    I believe the Epicurean answer to the greatest happiness for the greatest number is to get more people to follow Epicureanism;)

    Doesn't every philosophy, religion, and belief systems more or less hold that everyone would be "better off" if more people followed their beliefs? ;)


    Convincing, not compelling, people is crucial to truly making their lives better. If they honestly believe in something, they will more likely and more greatly follow, support, and benefit from it.

  • I suppose to a certain extent it's all just a question of what you think is important enough to focus on persuading people about.


    I personally think it is much more satisfying/pleasureable to me to focus on showing people the truth about how nature operates, and that based on those truths we property (according to nature) focus on the happiness of ourselves and our friends rather than trying to "save the world" which is not a goal that is likely to be attained at any rate.


  • Here is a comment about scholarship in England made by DeWitt in the intro to his book - I wish I could read Italian - maybe michelepinto could tell me if he has read Bignone and likes him!

    Bignone.jpg


    I did not read this, still.. is very big.
    I read the translation of Epicurus's writing in Italian by Ettore Bignone. They are good but too old. It is difficult to understend them now if you do not know already Epicurus.

  • Michele:


    Hiram wrote:

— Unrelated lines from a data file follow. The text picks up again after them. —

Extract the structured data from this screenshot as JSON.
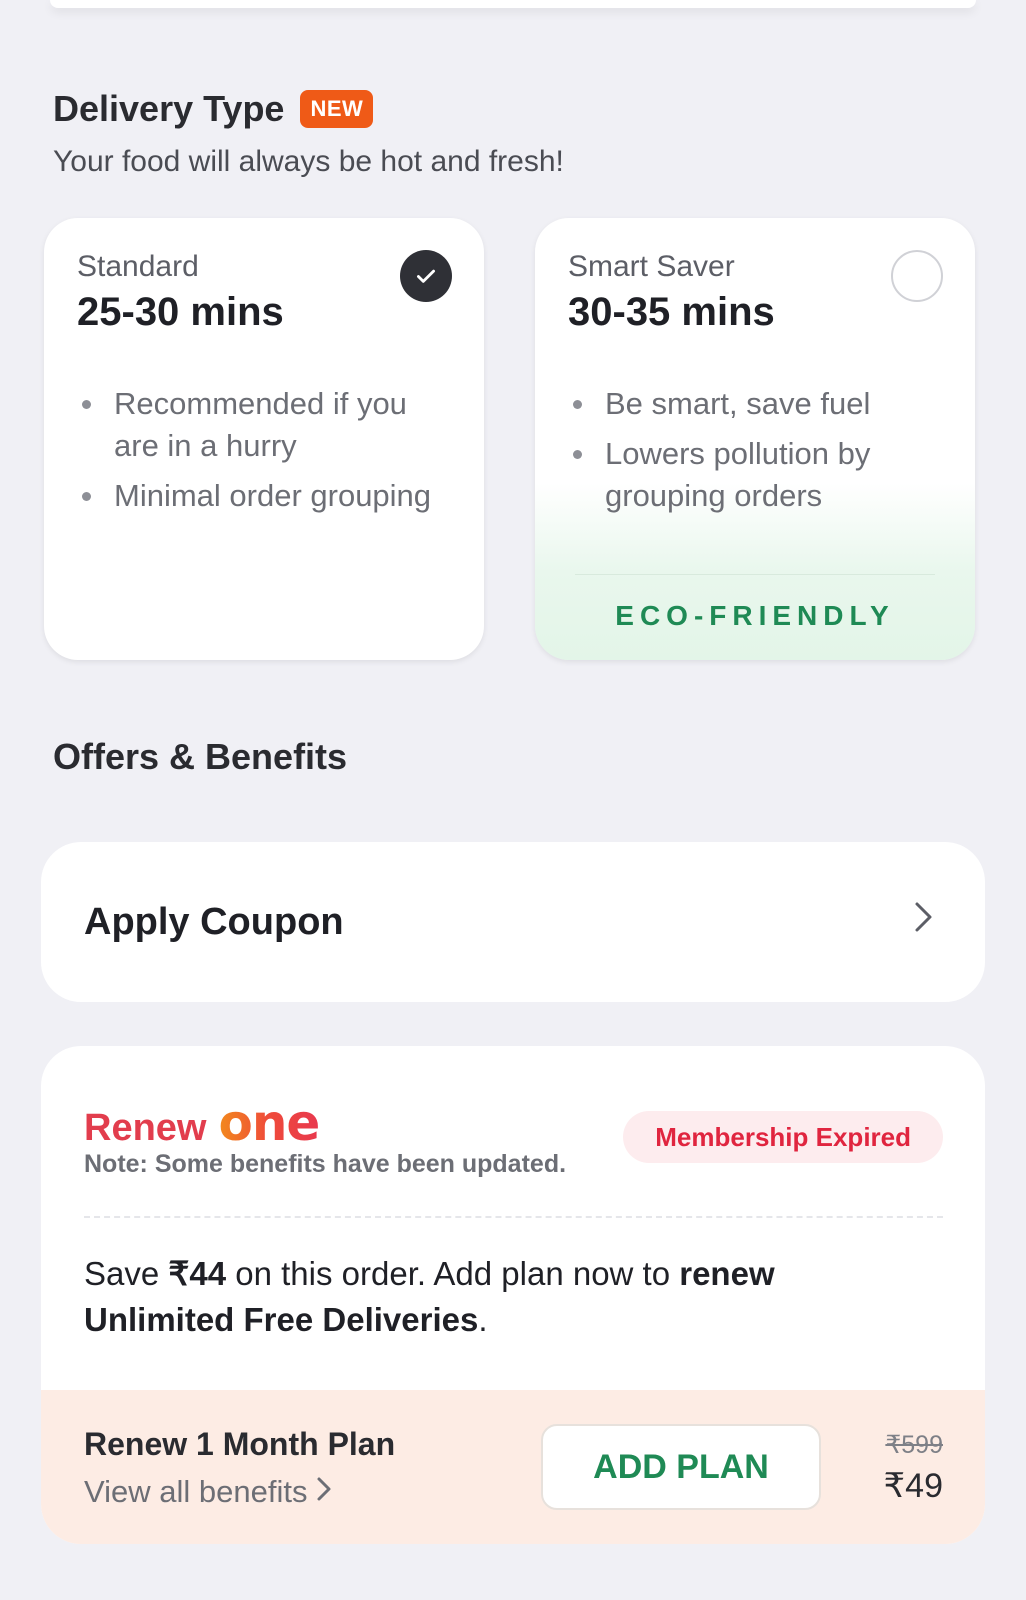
{
  "delivery": {
    "title": "Delivery Type",
    "badge": "NEW",
    "subtitle": "Your food will always be hot and fresh!",
    "options": [
      {
        "label": "Standard",
        "time": "25-30 mins",
        "selected": true,
        "bullets": [
          "Recommended if you are in a hurry",
          "Minimal order grouping"
        ]
      },
      {
        "label": "Smart Saver",
        "time": "30-35 mins",
        "selected": false,
        "bullets": [
          "Be smart, save fuel",
          "Lowers pollution by grouping orders"
        ],
        "tag": "ECO-FRIENDLY"
      }
    ]
  },
  "offers": {
    "title": "Offers & Benefits",
    "coupon_label": "Apply Coupon"
  },
  "renew": {
    "renew_word": "Renew",
    "brand": "one",
    "note": "Note: Some benefits have been updated.",
    "status": "Membership Expired",
    "save_prefix": "Save ",
    "save_amount": "₹44",
    "save_mid": " on this order. Add plan now to ",
    "save_bold1": "renew",
    "save_bold2": "Unlimited Free Deliveries",
    "save_suffix": ".",
    "plan_name": "Renew 1 Month Plan",
    "benefits_link": "View all benefits",
    "add_button": "ADD PLAN",
    "price_old": "₹599",
    "price_new": "₹49"
  },
  "colors": {
    "accent_green": "#1f8a55",
    "badge_orange": "#ef5a17",
    "expired_red": "#e0253f"
  },
  "icons": [
    "check-icon",
    "radio-empty-icon",
    "chevron-right-icon"
  ]
}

    I found a synopsis in Italian, put it through google translate, and got this: "First published in 1936, this essay soon became a classic of Aristotelian exegesis. The basic thesis of Bignone, still persuasive, is that the philosophical formation of Epicurus unfolded through a very close comparison only with the dialogic works (now lost) of the young Aristotle, who at the time was still a Platonic all-round student. In essence, Epicurus could not know the most important Aristotelian treatises (such as the "Metaphysics", the "Physics", the "Ethics"), which would have constituted for him a far more solid and articulated dialectical shore." https://www.ibs.it/aristotele-perduto.../e/9788845259944.

    L' Aristotele perduto e la formazione filosofica di Epicuro - Ettore Bignone - Libro - Bompiani - Il pensiero occidentale | IBS

    ibs.it

    L' Aristotele perduto e la formazione filosofica di Epicuro - Ettore Bignone -…
    L' Aristotele perduto e la formazione filosofica di Epicuro - Ettore Bignone - Libro - Bompiani - Il pensiero occidentale | IBS


    This seems hard to believe: "In essence, Epicurus could NOT know the most important Aristotelian treatises........?" He is suggesting that Epicurus was not aware of THE MOST IMPORTANT works of Aristotle? That seems hard to understand.... Perhaps a Google translate issue?

  • Thanks Michele. I guess we don't even really know the points that Bignone was making in his book, so it probably doesn't make sense to try to speculate about what his real intent in the book was without reading it. Presumably he didn't write his book just to show that Epicurus had only some of Aristotle's work -- that would be a pretty narrow topic! Presumably he was making all sorts of points about what Epicurus taught, and what Aristotle taught, for purposes of better understanding both, so I would think we'll just have to dig into the book to find out.